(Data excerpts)
+-------+

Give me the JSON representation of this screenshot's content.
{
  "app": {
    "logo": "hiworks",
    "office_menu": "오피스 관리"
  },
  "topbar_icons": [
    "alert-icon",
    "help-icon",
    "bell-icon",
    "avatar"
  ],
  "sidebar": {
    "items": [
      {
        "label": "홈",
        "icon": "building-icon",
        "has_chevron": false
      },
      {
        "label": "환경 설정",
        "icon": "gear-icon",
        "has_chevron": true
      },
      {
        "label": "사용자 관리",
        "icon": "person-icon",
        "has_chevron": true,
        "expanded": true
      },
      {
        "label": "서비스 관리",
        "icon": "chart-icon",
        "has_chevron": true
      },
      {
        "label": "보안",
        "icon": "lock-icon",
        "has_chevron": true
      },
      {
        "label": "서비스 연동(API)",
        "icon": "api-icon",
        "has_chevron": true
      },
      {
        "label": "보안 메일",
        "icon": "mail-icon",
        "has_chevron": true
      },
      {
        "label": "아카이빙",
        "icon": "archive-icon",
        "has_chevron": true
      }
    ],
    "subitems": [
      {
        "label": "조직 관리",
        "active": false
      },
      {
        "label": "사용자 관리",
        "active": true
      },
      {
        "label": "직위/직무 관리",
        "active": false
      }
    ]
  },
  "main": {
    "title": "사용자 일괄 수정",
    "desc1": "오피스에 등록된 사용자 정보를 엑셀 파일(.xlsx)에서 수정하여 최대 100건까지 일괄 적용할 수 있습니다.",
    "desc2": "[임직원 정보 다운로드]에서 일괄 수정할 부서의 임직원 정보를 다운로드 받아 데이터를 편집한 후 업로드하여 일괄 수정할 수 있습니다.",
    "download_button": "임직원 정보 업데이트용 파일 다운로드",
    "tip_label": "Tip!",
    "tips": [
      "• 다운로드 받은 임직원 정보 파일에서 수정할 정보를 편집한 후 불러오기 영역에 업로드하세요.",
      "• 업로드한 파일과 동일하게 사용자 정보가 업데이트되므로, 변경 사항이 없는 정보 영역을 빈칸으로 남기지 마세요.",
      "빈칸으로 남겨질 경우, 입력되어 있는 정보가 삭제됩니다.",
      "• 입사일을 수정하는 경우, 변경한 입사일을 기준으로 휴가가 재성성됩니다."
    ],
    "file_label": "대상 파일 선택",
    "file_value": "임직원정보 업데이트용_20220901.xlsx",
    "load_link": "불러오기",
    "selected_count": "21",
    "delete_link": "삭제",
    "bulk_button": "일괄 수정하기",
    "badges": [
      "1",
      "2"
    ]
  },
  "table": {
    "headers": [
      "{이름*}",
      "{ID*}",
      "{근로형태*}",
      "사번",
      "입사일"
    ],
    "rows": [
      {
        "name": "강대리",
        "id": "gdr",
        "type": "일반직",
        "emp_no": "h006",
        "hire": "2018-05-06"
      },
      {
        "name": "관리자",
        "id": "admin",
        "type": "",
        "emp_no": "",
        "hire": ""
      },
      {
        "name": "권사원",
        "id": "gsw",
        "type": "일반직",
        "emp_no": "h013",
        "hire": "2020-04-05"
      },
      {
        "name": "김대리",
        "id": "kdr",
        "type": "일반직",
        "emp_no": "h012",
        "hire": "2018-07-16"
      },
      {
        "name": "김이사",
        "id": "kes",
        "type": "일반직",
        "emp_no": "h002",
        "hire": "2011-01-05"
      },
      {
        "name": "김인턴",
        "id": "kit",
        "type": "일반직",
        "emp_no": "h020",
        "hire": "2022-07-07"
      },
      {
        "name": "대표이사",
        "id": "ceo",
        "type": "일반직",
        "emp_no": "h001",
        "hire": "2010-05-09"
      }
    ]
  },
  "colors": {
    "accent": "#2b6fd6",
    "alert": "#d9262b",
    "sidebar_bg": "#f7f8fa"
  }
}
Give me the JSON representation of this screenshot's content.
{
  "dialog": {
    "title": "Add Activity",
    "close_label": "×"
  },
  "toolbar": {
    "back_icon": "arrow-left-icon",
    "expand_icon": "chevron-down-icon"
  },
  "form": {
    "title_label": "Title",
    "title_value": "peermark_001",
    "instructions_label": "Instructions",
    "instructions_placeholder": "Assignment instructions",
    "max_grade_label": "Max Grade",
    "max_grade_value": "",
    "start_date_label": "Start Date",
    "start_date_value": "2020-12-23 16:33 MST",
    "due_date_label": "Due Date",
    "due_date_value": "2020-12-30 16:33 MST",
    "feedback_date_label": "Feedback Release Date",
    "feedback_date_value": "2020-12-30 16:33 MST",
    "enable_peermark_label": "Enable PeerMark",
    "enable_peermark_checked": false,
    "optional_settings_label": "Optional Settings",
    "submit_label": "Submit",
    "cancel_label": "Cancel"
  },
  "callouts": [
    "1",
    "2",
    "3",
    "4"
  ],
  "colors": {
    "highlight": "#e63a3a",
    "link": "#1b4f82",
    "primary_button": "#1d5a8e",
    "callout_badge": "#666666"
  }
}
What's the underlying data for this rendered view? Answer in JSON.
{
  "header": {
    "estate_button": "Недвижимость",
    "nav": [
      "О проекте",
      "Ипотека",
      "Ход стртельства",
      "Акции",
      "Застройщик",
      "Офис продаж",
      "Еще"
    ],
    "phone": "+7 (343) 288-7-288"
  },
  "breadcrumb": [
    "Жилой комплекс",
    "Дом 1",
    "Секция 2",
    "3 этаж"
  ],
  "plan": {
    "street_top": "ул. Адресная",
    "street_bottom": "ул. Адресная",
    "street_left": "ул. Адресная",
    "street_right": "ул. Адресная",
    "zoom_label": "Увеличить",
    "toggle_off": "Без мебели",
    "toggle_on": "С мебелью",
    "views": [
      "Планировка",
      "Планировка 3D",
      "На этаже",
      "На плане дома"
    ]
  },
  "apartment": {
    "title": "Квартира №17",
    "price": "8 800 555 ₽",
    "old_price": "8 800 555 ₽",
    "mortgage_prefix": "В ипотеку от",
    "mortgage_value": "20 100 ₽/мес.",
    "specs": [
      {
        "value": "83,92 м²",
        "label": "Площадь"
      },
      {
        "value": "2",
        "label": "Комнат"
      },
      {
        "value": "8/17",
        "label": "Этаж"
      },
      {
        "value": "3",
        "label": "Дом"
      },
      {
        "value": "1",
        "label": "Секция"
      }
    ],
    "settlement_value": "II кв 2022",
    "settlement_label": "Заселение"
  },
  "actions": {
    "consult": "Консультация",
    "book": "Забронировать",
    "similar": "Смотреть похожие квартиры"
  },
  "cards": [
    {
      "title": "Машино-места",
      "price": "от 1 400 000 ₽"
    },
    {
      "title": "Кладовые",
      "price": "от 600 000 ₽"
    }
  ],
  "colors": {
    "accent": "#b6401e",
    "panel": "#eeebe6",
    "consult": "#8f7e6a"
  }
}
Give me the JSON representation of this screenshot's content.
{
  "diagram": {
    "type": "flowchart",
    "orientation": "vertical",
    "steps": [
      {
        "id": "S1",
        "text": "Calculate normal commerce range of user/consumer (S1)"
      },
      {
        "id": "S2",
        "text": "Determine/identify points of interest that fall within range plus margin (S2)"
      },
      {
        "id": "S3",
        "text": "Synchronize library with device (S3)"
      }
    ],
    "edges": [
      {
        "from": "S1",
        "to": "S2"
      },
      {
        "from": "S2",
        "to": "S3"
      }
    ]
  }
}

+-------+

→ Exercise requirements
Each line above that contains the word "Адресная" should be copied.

→ Expected answer
    "street_top": "ул. Адресная",
    "street_bottom": "ул. Адресная",
    "street_left": "ул. Адресная",
    "street_right": "ул. Адресная",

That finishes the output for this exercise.